To me, if voting for my uncle is permitted, then not voting at all is also permitted ... because it has the same effect, at the end of the day.
It depends. Usually when you go to vote, you have many, many races to vote on. If you voted for your Uncle in a race that had 2 mediocre/bad candidates, this is understandable. If you voted for your uncle when there was a legitimately good candidate, that's wrong. If you voted for your uncle in every race, I agree, you might as well have stayed at home.
But voting is more than just one race. Voting is much more than just governor or president or US congress. Judges, sheriffs, local city officials - these have NOTHING to do with abortion or national issues.

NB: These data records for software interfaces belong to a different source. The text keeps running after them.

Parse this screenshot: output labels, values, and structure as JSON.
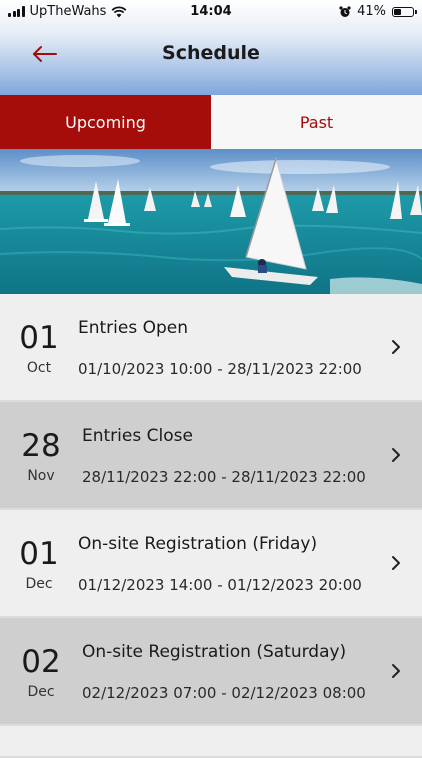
{
  "status_bar": {
    "carrier": "UpTheWahs",
    "time": "14:04",
    "battery": "41%",
    "battery_level": 0.41
  },
  "header": {
    "title": "Schedule"
  },
  "tabs": [
    {
      "label": "Upcoming",
      "active": true
    },
    {
      "label": "Past",
      "active": false
    }
  ],
  "colors": {
    "accent": "#a50d0a",
    "row_light": "#efefef",
    "row_dark": "#cfcfcf"
  },
  "events": [
    {
      "day": "01",
      "month": "Oct",
      "title": "Entries Open",
      "dates": "01/10/2023 10:00 - 28/11/2023 22:00"
    },
    {
      "day": "28",
      "month": "Nov",
      "title": "Entries Close",
      "dates": "28/11/2023 22:00 - 28/11/2023 22:00"
    },
    {
      "day": "01",
      "month": "Dec",
      "title": "On-site Registration (Friday)",
      "dates": "01/12/2023 14:00 - 01/12/2023 20:00"
    },
    {
      "day": "02",
      "month": "Dec",
      "title": "On-site Registration (Saturday)",
      "dates": "02/12/2023 07:00 - 02/12/2023 08:00"
    }
  ],
  "icons": {
    "back": "arrow-left-icon",
    "chevron": "chevron-right-icon",
    "wifi": "wifi-icon",
    "alarm": "alarm-icon"
  }
}
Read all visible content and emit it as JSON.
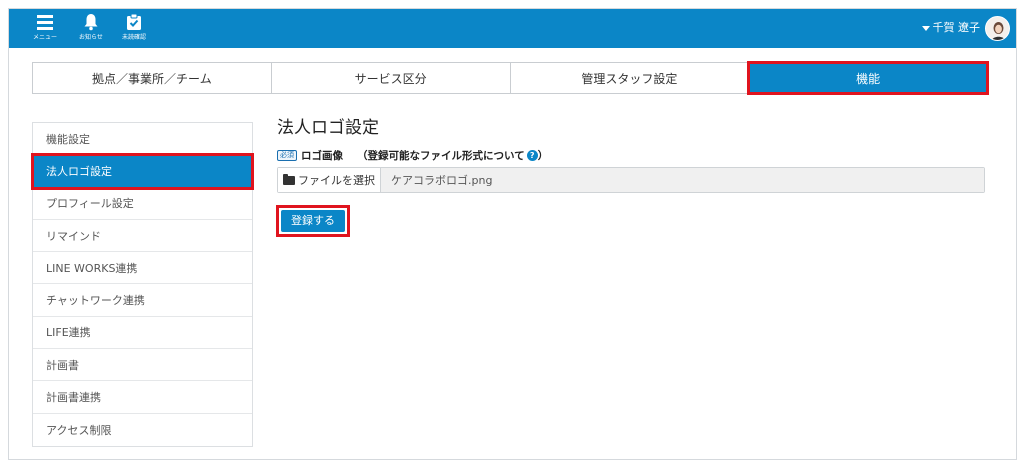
{
  "colors": {
    "brand": "#0b86c7",
    "highlight": "#e0141e"
  },
  "topbar": {
    "items": [
      {
        "label": "メニュー",
        "icon": "menu-icon"
      },
      {
        "label": "お知らせ",
        "icon": "bell-icon"
      },
      {
        "label": "未読確認",
        "icon": "clipboard-check-icon"
      }
    ],
    "user_name": "千賀 遼子",
    "user_avatar": "avatar"
  },
  "tabs": [
    {
      "label": "拠点／事業所／チーム"
    },
    {
      "label": "サービス区分"
    },
    {
      "label": "管理スタッフ設定"
    },
    {
      "label": "機能",
      "active": true
    }
  ],
  "sidebar": {
    "items": [
      {
        "label": "機能設定"
      },
      {
        "label": "法人ロゴ設定",
        "active": true
      },
      {
        "label": "プロフィール設定"
      },
      {
        "label": "リマインド"
      },
      {
        "label": "LINE WORKS連携"
      },
      {
        "label": "チャットワーク連携"
      },
      {
        "label": "LIFE連携"
      },
      {
        "label": "計画書"
      },
      {
        "label": "計画書連携"
      },
      {
        "label": "アクセス制限"
      }
    ]
  },
  "main": {
    "title": "法人ロゴ設定",
    "required_badge": "必須",
    "field_label": "ロゴ画像",
    "help_link": "（登録可能なファイル形式について",
    "help_close": "）",
    "pick_button": "ファイルを選択",
    "file_name": "ケアコラボロゴ.png",
    "submit_label": "登録する"
  }
}
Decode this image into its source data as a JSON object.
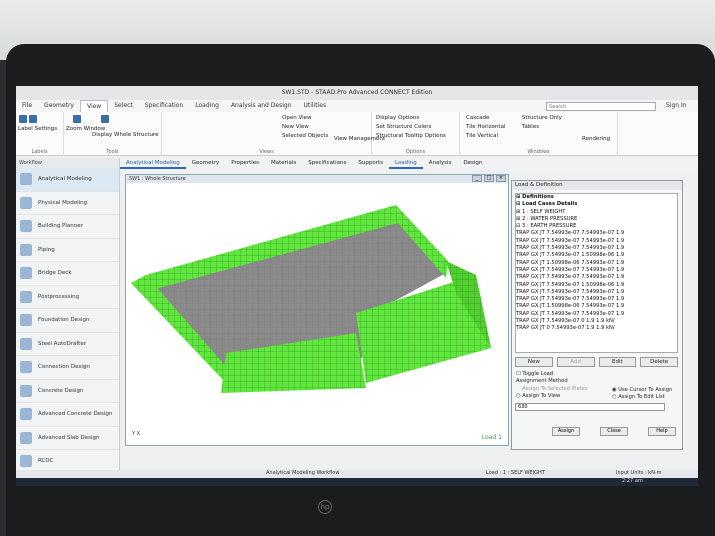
{
  "window": {
    "title": "SW1.STD - STAAD.Pro Advanced CONNECT Edition"
  },
  "menu_tabs": [
    {
      "label": "File"
    },
    {
      "label": "Geometry"
    },
    {
      "label": "View"
    },
    {
      "label": "Select"
    },
    {
      "label": "Specification"
    },
    {
      "label": "Loading"
    },
    {
      "label": "Analysis and Design"
    },
    {
      "label": "Utilities"
    }
  ],
  "search": {
    "placeholder": "Search"
  },
  "signin": "Sign In",
  "ribbon": {
    "label_settings": "Label Settings",
    "labels_group": "Labels",
    "zoom_window": "Zoom Window",
    "display_whole": "Display Whole Structure",
    "tools_group": "Tools",
    "open_view": "Open View",
    "new_view": "New View",
    "selected_objects": "Selected Objects",
    "view_management": "View Management",
    "views_group": "Views",
    "display_options": "Display Options",
    "set_structure_colors": "Set Structure Colors",
    "tooltip_options": "Structural Tooltip Options",
    "options_group": "Options",
    "cascade": "Cascade",
    "tile_horizontal": "Tile Horizontal",
    "tile_vertical": "Tile Vertical",
    "structure_only": "Structure Only",
    "tables": "Tables",
    "rendering": "Rendering",
    "windows_group": "Windows"
  },
  "sub_tabs": [
    {
      "label": "Analytical Modeling"
    },
    {
      "label": "Geometry"
    },
    {
      "label": "Properties"
    },
    {
      "label": "Materials"
    },
    {
      "label": "Specifications"
    },
    {
      "label": "Supports"
    },
    {
      "label": "Loading"
    },
    {
      "label": "Analysis"
    },
    {
      "label": "Design"
    }
  ],
  "sidebar": {
    "header": "Workflow",
    "items": [
      {
        "label": "Analytical Modeling"
      },
      {
        "label": "Physical Modeling"
      },
      {
        "label": "Building Planner"
      },
      {
        "label": "Piping"
      },
      {
        "label": "Bridge Deck"
      },
      {
        "label": "Postprocessing"
      },
      {
        "label": "Foundation Design"
      },
      {
        "label": "Steel AutoDrafter"
      },
      {
        "label": "Connection Design"
      },
      {
        "label": "Concrete Design"
      },
      {
        "label": "Advanced Concrete Design"
      },
      {
        "label": "Advanced Slab Design"
      },
      {
        "label": "RCDC"
      }
    ]
  },
  "viewport": {
    "title": "SW1 : Whole Structure",
    "load_label": "Load 1",
    "axis": "Y  X"
  },
  "panel": {
    "title": "Load & Definition",
    "tree": [
      {
        "text": "⊞ Definitions",
        "bold": true
      },
      {
        "text": "⊟ Load Cases Details",
        "bold": true
      },
      {
        "text": "  ⊞ 1 : SELF WEIGHT"
      },
      {
        "text": "  ⊞ 2 : WATER PRESSURE"
      },
      {
        "text": "  ⊟ 3 : EARTH PRESSURE"
      },
      {
        "text": "      TRAP GX JT 7.54993e-07 7.54993e-07 1.9"
      },
      {
        "text": "      TRAP GX JT 7.54993e-07 7.54993e-07 1.9"
      },
      {
        "text": "      TRAP GX JT 7.54993e-07 7.54993e-07 1.9"
      },
      {
        "text": "      TRAP GX JT 7.54993e-07 1.50998e-06 1.9"
      },
      {
        "text": "      TRAP GX JT 1.50998e-06 7.54993e-07 1.9"
      },
      {
        "text": "      TRAP GX JT 7.54993e-07 7.54993e-07 1.9"
      },
      {
        "text": "      TRAP GX JT 7.54993e-07 7.54993e-07 1.9"
      },
      {
        "text": "      TRAP GX JT 7.54993e-07 1.50998e-06 1.9"
      },
      {
        "text": "      TRAP GX JT 7.54993e-07 7.54993e-07 1.9"
      },
      {
        "text": "      TRAP GX JT 7.54993e-07 7.54993e-07 1.9"
      },
      {
        "text": "      TRAP GX JT 1.50998e-06 7.54993e-07 1.9"
      },
      {
        "text": "      TRAP GX JT 7.54993e-07 7.54993e-07 1.9"
      },
      {
        "text": "      TRAP GX JT 7.54993e-07 0 1.9 1.9 kN/"
      },
      {
        "text": "      TRAP GX JT 0 7.54993e-07 1.9 1.9 kN/"
      }
    ],
    "btn_new": "New",
    "btn_add": "Add",
    "btn_edit": "Edit",
    "btn_delete": "Delete",
    "toggle_load": "Toggle Load",
    "assignment_method": "Assignment Method",
    "assign_selected": "Assign To Selected Plates",
    "assign_view": "Assign To View",
    "use_cursor": "Use Cursor To Assign",
    "assign_edit": "Assign To Edit List",
    "input_value": "630",
    "btn_assign": "Assign",
    "btn_close": "Close",
    "btn_help": "Help"
  },
  "status": {
    "workflow": "Analytical Modeling Workflow",
    "load": "Load : 1 : SELF WEIGHT",
    "units": "Input Units : kN-m"
  },
  "taskbar": {
    "time": "2:27 am"
  }
}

But they do affect your local city and one has an obligation, both of charity and justice, to 1) help their neighbor by taking care of one's city, 2) to elect officials that will uphold and enforce (and pass good) laws.
The Constitution might give you the "freedom" to not participate in voting, but I think Catholic principles says you have an obligation to be responsible and a leader in local government (at least). Voting for a few hrs every 2 years is the bare minimum of "civic duty". If you don't take part in it, and you don't think anyone else has to take part in it, then a person has NO RIGHT to complain about ANY law that goes into effect.